var BinaryInputStream = Components.Constructor("@mozilla.org/binaryinputstream;1");
var bis = new BinaryInputStream();
print(bis.toString()); // "[xpconnect wrapped nsISupports]"

try
{
  // someInputStream is an existing nsIInputStream
  // throws because bis hasn't been QI'd to nsIBinaryInputStream
  bis.setInputStream(someInputStream);
}
catch (e)
{
  bis.QueryInterface(Components.interfaces.nsIBinaryInputStream);
  bis.setInputStream(someInputStream); // succeeds now
}

If two arguments are given, the created instance will be nsISupports.QueryInterface()'d to the XPCOM interface whose name is the second argument:

var BinaryInputStream = Components.Constructor("@mozilla.org/binaryinputstream;1",
                                               "nsIBinaryInputStream");
var bis = new BinaryInputStream();
print(bis.toString()); // "[xpconnect wrapped nsIBinaryInputStream]"

// someInputStream is an existing nsIInputStream
bis.setInputStream(someInputStream); // succeeds

If three arguments are given, then in addition to being nsISupports.QueryInterface()'d, the instance will also have had an initialization method called on it. The arguments used with the initialization method are the arguments passed to the Components.Constructor()-created function when called:

var BinaryInputStream = Components.Constructor("@mozilla.org/binaryinputstream;1",
                                               "nsIBinaryInputStream",
                                               "setInputStream");
try
{
  // throws, because number of arguments isn't equal to the number of
  // arguments nsIBinaryInputStream.setInputStream takes
  var bis = new BinaryInputStream();
}
catch (e)
{
  // someInputStream is an existing nsIInputStream
  bis = new BinaryInputStream(someInputStream); // succeeds
  var bytes = bis.readByteArray(someNumberOfBytes); // succeeds
}

Compare instance creation from base principles with instance creation using Components.Constructor(); the latter is much easier to read than the former (particularly if you're creating instances of a component in many different places):

var bis = Components.classes["@mozilla.org/binaryinputstream;1"]
                    .createInstance(Components.interfaces.nsIBinaryInputStream);
bis.setInputStream(someInputStream);
// assumes BinaryInputStream was initialized previously
var bis = new BinaryInputStream(someInputStream);

Components.Constructor() is purely syntactic sugar (albeit speedy and pretty syntactic sugar) for actions that can be accomplished using other common methods. It is equivalent to the following JavaScript function:

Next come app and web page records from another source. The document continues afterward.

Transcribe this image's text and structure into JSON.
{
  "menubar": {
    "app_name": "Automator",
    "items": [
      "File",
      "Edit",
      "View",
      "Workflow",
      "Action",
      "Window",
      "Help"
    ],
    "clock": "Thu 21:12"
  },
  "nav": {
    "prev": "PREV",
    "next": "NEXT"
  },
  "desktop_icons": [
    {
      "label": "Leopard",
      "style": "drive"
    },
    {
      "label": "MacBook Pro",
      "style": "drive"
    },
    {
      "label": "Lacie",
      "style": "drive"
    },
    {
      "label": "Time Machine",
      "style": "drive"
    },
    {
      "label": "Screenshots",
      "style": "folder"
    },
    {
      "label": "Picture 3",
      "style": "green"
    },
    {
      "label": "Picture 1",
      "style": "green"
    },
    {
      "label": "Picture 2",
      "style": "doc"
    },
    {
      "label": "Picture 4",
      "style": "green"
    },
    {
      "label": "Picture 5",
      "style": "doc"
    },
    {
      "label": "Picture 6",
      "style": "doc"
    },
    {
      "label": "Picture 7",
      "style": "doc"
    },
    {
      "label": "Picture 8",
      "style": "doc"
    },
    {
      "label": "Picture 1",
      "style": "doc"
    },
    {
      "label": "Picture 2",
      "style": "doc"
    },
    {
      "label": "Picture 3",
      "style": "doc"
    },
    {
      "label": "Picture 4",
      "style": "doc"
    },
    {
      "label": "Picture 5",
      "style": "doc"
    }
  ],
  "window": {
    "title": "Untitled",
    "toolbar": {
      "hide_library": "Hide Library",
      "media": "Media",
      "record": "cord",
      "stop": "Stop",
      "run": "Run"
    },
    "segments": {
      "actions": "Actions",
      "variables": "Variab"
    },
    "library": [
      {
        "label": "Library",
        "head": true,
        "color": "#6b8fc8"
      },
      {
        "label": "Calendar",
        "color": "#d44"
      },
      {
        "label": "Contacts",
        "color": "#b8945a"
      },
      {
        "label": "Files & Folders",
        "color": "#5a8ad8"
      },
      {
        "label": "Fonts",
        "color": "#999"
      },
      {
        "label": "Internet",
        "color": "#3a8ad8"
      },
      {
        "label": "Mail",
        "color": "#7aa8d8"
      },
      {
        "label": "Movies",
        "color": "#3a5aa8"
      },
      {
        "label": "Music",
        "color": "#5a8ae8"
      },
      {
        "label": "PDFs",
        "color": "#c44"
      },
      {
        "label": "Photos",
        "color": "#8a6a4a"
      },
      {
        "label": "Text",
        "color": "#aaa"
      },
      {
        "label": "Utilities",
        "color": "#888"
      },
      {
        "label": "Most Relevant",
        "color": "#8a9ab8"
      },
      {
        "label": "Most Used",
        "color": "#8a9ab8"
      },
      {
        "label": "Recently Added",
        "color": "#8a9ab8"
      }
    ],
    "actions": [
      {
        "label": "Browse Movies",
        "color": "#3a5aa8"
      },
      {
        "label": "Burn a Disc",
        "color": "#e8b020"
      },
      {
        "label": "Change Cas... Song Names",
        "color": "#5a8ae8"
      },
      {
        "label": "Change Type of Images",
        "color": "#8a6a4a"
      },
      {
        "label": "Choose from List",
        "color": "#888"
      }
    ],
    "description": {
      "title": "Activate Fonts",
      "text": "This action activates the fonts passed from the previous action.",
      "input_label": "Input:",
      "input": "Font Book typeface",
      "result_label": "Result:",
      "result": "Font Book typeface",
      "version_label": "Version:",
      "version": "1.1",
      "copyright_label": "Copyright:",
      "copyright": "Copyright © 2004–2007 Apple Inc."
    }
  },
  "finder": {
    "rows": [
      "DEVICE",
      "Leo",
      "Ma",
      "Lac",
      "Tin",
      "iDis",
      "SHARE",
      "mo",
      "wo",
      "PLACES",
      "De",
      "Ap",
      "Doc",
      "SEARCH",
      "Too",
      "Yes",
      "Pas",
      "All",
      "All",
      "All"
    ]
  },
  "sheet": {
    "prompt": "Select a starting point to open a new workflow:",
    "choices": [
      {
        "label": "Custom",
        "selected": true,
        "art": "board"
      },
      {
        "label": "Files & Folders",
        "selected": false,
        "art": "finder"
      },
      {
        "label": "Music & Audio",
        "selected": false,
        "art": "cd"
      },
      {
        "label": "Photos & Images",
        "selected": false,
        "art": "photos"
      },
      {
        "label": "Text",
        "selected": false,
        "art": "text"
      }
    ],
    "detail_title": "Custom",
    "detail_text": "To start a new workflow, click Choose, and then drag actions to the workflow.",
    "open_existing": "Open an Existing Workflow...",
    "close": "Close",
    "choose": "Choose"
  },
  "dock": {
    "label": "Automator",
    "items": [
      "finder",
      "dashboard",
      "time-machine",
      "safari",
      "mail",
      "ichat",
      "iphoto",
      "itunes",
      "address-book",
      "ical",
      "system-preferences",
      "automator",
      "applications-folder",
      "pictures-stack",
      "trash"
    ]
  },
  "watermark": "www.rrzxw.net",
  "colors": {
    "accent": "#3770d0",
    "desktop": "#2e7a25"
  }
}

function Components_Constructor(contractID, interfaceName, initializer)
{
  var ccArgs = arguments;

  function ctor()
  {
    var instance = Components.classes[contractID]
                             .createInstance(Components.interfaces.nsISupports);

    if (ccArgs.length > 1)
    {
      instance.QueryInterface(Components.interfaces[interfaceName]);

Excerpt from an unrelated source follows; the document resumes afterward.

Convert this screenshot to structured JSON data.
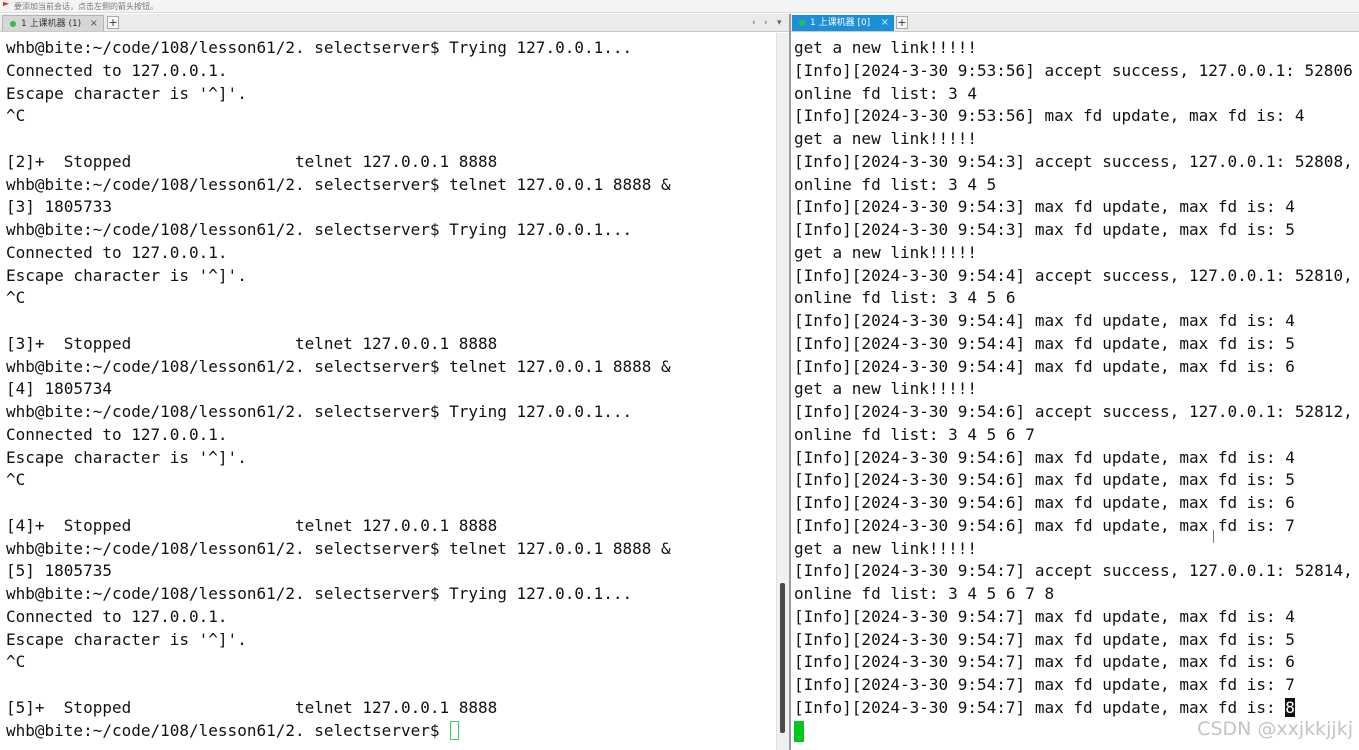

      if (ccArgs.length > 2)
        instance[initializer].apply(instance, arguments);
    }

    return instance;
  }

  return ctor;
}

Document Tags and Contributors

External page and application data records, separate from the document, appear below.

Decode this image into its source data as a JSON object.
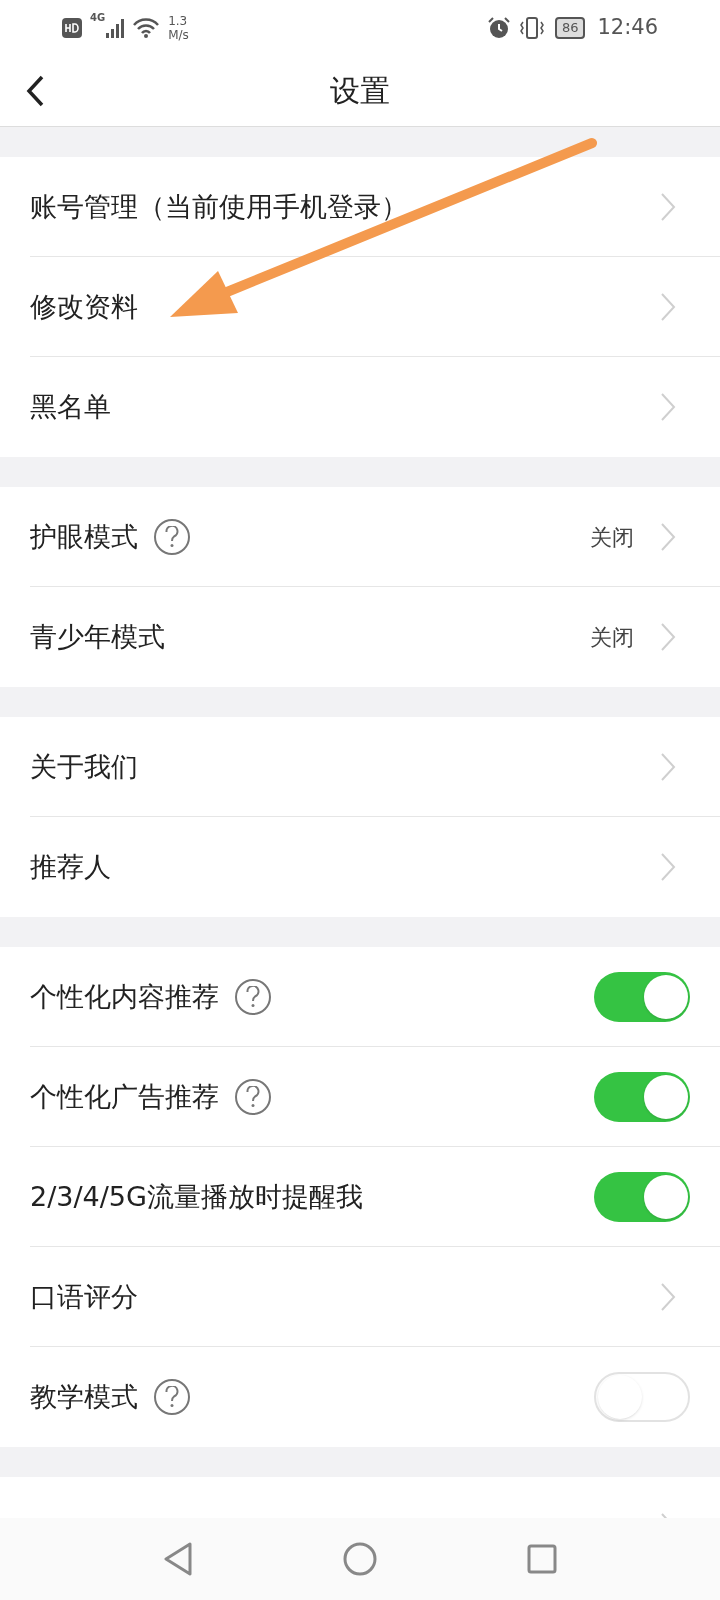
{
  "status_bar": {
    "network": "4G",
    "speed_value": "1.3",
    "speed_unit": "M/s",
    "battery": "86",
    "time": "12:46"
  },
  "header": {
    "title": "设置"
  },
  "groups": [
    {
      "rows": [
        {
          "kind": "link",
          "label": "账号管理（当前使用手机登录）",
          "help": false
        },
        {
          "kind": "link",
          "label": "修改资料",
          "help": false
        },
        {
          "kind": "link",
          "label": "黑名单",
          "help": false
        }
      ]
    },
    {
      "rows": [
        {
          "kind": "link",
          "label": "护眼模式",
          "help": true,
          "value": "关闭"
        },
        {
          "kind": "link",
          "label": "青少年模式",
          "help": false,
          "value": "关闭"
        }
      ]
    },
    {
      "rows": [
        {
          "kind": "link",
          "label": "关于我们",
          "help": false
        },
        {
          "kind": "link",
          "label": "推荐人",
          "help": false
        }
      ]
    },
    {
      "rows": [
        {
          "kind": "toggle",
          "label": "个性化内容推荐",
          "help": true,
          "on": true
        },
        {
          "kind": "toggle",
          "label": "个性化广告推荐",
          "help": true,
          "on": true
        },
        {
          "kind": "toggle",
          "label": "2/3/4/5G流量播放时提醒我",
          "help": false,
          "on": true
        },
        {
          "kind": "link",
          "label": "口语评分",
          "help": false
        },
        {
          "kind": "toggle",
          "label": "教学模式",
          "help": true,
          "on": false
        }
      ]
    },
    {
      "rows": [
        {
          "kind": "link",
          "help": false
        }
      ]
    }
  ]
}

Contributors to this page: Andreas Wuest, trevorh, Brettz9, Waldo, Mgjbot
Last updated by: trevorh,